The two pipelines, which the Department of Natural Resources says began flowing on May 26, have been slowing down since last week, when one of them ran 2 miles per hour down the channel, according to the DNR. The DNR says the pipeline will be “mature enough to be removed” by the end of the month.
A second pipeline, according to the DNR, started flowing on Tuesday near West Point, Minn., and is expected to arrive at the mouth of Talbert Channel by Sept. 27.
Officials in the DNR now say the pipelines are still leaking into Talbert Channel, and are working to determine exactly how much damage the pipelines are causing to its wetlands, the state’s largest wetlands. Officials have not yet determined how much the pipelines are contaminating the water.
The Talbert Channel was also the site of last year’s massive pipeline spill, which affected hundreds of farms and threatened the drinking supply for more than 1.3 million people. The pipeline released up to 8.7 million gallons of hazardous fluids — including radioactive materials and crude oil — into the Mississippi River in southwestern Minnesota.
Last year’s pipeline spill was the nation’s largest on record. It was caused by a leak from an oil line at a refinery in St. Paul, and caused the release of approximately 8.7 million gallons of crude oil and other hazardous fluids into the river.
The pipeline that leaked last year was owned by a subsidiary of ConocoPhillips, which had operated the refinery.
Last week, the DNR announced that it had found a “high level” of oil in a segment of the river, as part of their ongoing effort to find out how the oil may have contaminated the river water.
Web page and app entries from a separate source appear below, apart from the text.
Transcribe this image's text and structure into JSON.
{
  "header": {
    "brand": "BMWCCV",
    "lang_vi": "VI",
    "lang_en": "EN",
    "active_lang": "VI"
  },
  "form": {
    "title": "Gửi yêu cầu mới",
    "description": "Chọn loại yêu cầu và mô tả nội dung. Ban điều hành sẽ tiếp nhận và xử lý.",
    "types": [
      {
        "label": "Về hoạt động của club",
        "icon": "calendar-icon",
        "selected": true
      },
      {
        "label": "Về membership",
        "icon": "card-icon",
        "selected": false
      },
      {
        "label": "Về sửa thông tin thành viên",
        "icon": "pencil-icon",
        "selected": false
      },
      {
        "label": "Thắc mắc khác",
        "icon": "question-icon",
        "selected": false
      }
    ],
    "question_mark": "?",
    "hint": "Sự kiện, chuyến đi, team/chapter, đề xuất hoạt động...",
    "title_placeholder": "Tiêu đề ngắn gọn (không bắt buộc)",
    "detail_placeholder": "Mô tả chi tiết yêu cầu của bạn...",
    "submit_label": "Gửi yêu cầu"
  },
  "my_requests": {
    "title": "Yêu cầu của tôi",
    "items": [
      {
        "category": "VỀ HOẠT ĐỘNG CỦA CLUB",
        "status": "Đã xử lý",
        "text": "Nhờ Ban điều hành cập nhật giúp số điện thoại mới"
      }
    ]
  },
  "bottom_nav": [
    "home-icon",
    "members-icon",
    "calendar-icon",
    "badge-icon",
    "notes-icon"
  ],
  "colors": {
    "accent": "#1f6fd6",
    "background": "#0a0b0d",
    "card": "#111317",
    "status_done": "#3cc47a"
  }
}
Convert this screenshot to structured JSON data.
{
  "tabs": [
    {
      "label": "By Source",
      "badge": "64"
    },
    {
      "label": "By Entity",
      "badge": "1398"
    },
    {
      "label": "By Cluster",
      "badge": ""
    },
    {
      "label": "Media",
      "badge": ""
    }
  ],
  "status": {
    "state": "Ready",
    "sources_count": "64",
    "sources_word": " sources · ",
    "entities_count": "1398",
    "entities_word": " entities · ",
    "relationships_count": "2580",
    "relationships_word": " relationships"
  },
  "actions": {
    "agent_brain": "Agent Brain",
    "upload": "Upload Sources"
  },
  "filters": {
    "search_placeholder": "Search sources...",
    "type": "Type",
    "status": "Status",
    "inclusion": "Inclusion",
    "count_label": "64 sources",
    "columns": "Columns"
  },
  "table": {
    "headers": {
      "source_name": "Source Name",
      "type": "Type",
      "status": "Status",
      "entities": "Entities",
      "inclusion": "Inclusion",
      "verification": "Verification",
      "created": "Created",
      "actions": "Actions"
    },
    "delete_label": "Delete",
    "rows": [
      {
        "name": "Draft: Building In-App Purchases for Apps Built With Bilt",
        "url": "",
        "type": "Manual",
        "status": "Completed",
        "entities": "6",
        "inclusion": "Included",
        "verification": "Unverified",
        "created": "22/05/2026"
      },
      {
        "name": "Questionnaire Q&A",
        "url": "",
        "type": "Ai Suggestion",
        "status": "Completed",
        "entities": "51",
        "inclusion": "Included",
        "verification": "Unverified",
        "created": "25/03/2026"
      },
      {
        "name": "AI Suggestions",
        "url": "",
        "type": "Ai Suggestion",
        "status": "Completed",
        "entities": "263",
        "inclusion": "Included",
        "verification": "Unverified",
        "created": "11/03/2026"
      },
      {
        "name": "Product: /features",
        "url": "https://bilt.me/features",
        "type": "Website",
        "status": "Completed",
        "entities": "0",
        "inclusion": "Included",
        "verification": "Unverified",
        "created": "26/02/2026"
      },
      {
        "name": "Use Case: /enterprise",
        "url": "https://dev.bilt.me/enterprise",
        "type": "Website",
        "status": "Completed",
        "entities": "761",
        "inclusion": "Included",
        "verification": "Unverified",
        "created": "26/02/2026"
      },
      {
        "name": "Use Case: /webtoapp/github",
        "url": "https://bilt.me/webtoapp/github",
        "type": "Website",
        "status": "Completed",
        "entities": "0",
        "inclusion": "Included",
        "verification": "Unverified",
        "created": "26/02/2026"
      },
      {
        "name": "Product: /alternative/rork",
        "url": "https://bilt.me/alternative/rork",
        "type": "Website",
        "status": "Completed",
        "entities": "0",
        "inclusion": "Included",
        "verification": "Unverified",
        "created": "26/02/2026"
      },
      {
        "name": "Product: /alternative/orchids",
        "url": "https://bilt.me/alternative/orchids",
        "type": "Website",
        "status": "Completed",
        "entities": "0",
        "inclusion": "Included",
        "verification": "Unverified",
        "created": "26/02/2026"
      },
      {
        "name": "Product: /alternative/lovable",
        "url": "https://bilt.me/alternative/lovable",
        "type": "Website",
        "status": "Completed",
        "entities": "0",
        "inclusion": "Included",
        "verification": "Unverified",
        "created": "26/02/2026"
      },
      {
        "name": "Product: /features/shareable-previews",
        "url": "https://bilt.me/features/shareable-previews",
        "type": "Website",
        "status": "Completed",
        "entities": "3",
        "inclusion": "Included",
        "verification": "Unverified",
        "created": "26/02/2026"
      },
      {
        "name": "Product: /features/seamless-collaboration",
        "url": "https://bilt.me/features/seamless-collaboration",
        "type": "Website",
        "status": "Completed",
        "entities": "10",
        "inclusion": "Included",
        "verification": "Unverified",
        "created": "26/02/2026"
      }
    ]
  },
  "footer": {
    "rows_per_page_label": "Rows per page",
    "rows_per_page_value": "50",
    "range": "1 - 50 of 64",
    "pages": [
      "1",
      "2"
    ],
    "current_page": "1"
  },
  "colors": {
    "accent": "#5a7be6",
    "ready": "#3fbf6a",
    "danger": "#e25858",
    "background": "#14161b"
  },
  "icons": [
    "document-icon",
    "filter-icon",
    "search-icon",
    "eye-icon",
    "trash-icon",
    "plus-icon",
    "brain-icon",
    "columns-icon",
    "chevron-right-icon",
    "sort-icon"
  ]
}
If the oil comes from the pipeline, it poses no known risks to people at this time, the DNR said.